--- Listed entries Enclosed Below ---
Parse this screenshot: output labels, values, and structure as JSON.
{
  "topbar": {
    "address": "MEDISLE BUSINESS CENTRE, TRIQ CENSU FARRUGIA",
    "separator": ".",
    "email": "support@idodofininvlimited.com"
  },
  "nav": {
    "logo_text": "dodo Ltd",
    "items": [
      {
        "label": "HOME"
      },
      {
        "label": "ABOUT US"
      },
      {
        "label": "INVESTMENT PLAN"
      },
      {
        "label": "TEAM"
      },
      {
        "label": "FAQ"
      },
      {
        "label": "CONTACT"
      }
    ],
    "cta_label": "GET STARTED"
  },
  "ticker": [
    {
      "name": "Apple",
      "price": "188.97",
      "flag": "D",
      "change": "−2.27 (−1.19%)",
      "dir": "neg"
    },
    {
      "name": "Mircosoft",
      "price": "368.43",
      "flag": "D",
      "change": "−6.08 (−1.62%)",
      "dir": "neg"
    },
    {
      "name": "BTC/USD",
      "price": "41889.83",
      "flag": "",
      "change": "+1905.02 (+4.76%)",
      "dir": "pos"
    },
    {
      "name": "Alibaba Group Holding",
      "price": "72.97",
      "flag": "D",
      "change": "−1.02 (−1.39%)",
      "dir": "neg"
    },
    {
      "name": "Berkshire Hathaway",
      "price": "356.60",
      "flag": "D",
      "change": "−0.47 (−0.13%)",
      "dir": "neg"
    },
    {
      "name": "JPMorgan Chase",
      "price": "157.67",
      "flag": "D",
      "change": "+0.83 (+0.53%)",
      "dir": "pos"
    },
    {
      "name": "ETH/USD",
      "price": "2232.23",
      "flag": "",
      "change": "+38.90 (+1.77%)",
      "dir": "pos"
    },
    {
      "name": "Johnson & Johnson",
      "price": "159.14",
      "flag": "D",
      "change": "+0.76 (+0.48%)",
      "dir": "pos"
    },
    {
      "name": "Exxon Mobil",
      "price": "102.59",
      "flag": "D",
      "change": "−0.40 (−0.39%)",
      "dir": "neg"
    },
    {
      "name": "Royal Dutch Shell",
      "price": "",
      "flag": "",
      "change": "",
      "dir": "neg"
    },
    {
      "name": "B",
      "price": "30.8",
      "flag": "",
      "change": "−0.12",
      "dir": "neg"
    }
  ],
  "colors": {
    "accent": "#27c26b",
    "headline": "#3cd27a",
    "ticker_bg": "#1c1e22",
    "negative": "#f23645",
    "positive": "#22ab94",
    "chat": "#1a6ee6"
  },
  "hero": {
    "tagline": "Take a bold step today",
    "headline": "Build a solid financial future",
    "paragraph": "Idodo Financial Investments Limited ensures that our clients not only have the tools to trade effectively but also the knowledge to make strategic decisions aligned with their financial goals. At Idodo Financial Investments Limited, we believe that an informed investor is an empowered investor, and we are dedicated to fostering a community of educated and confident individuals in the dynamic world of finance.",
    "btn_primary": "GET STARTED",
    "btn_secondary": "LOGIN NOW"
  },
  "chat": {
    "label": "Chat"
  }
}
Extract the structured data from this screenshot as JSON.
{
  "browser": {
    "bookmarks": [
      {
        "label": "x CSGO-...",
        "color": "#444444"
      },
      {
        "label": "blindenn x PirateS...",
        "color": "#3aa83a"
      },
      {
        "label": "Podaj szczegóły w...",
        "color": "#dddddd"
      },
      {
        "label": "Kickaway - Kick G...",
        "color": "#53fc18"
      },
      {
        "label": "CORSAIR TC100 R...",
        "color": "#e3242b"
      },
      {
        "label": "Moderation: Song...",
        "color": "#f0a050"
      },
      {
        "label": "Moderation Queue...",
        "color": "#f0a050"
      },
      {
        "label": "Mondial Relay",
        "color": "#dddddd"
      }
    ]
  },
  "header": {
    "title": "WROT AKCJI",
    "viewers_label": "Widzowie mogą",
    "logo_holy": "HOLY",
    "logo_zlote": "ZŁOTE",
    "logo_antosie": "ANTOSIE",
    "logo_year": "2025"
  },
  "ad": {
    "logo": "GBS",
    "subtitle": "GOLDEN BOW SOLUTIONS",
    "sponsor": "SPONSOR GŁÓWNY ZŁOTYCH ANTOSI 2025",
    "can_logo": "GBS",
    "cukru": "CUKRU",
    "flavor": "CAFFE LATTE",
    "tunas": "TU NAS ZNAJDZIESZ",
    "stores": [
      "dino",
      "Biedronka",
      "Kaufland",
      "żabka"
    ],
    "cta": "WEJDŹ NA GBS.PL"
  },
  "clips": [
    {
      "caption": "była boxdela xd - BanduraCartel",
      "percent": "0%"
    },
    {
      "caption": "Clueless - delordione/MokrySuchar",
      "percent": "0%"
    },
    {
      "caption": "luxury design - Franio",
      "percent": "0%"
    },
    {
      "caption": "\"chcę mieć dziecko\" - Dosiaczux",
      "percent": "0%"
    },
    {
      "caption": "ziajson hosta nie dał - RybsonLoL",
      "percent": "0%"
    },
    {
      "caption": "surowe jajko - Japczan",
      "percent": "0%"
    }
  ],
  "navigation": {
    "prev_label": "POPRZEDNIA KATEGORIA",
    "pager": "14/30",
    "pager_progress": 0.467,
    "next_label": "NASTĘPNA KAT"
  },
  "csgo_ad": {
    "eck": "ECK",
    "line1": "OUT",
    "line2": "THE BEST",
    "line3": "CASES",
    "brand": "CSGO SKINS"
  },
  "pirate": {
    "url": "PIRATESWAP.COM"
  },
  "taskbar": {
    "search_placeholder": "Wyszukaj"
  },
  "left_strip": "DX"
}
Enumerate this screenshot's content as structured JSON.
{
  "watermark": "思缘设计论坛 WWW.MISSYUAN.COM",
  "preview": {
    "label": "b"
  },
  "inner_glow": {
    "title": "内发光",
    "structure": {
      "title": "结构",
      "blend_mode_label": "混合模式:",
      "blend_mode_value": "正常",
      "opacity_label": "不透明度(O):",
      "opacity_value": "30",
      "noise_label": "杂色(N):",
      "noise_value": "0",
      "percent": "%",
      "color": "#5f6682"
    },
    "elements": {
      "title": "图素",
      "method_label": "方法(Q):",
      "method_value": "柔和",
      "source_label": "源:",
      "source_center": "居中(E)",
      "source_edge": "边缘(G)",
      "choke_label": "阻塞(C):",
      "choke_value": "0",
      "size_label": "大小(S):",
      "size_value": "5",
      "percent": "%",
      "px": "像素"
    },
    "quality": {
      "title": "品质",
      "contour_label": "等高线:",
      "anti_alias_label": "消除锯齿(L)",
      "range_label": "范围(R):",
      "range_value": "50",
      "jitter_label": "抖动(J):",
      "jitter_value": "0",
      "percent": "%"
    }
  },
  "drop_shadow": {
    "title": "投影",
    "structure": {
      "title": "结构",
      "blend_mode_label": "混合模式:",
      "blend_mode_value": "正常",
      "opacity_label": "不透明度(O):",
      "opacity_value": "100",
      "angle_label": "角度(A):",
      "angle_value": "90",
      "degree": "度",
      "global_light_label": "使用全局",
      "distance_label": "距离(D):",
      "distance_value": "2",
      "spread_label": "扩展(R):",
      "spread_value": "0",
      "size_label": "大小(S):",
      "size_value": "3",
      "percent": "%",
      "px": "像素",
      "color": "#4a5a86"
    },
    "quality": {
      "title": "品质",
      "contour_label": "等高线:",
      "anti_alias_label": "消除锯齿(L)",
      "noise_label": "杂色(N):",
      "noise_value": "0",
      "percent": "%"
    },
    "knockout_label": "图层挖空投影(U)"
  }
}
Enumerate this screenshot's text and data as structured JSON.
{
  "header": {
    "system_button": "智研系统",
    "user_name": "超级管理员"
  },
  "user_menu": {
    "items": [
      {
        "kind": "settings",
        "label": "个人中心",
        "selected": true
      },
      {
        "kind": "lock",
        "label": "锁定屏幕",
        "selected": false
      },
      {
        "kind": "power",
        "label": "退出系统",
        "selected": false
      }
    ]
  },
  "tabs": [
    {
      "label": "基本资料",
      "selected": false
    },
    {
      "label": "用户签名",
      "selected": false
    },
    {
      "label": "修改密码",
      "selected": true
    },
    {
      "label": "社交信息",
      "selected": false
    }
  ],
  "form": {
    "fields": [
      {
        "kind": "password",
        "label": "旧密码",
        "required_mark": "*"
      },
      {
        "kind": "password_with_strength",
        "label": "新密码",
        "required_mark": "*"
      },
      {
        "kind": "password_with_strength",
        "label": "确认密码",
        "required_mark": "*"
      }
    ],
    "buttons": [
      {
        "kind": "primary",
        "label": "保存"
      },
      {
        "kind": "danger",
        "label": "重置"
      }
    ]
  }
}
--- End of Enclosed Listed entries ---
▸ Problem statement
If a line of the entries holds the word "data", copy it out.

▸ Written response
Extract the structured data from this screenshot as JSON.
Enumerate this screenshot's text and data as structured JSON.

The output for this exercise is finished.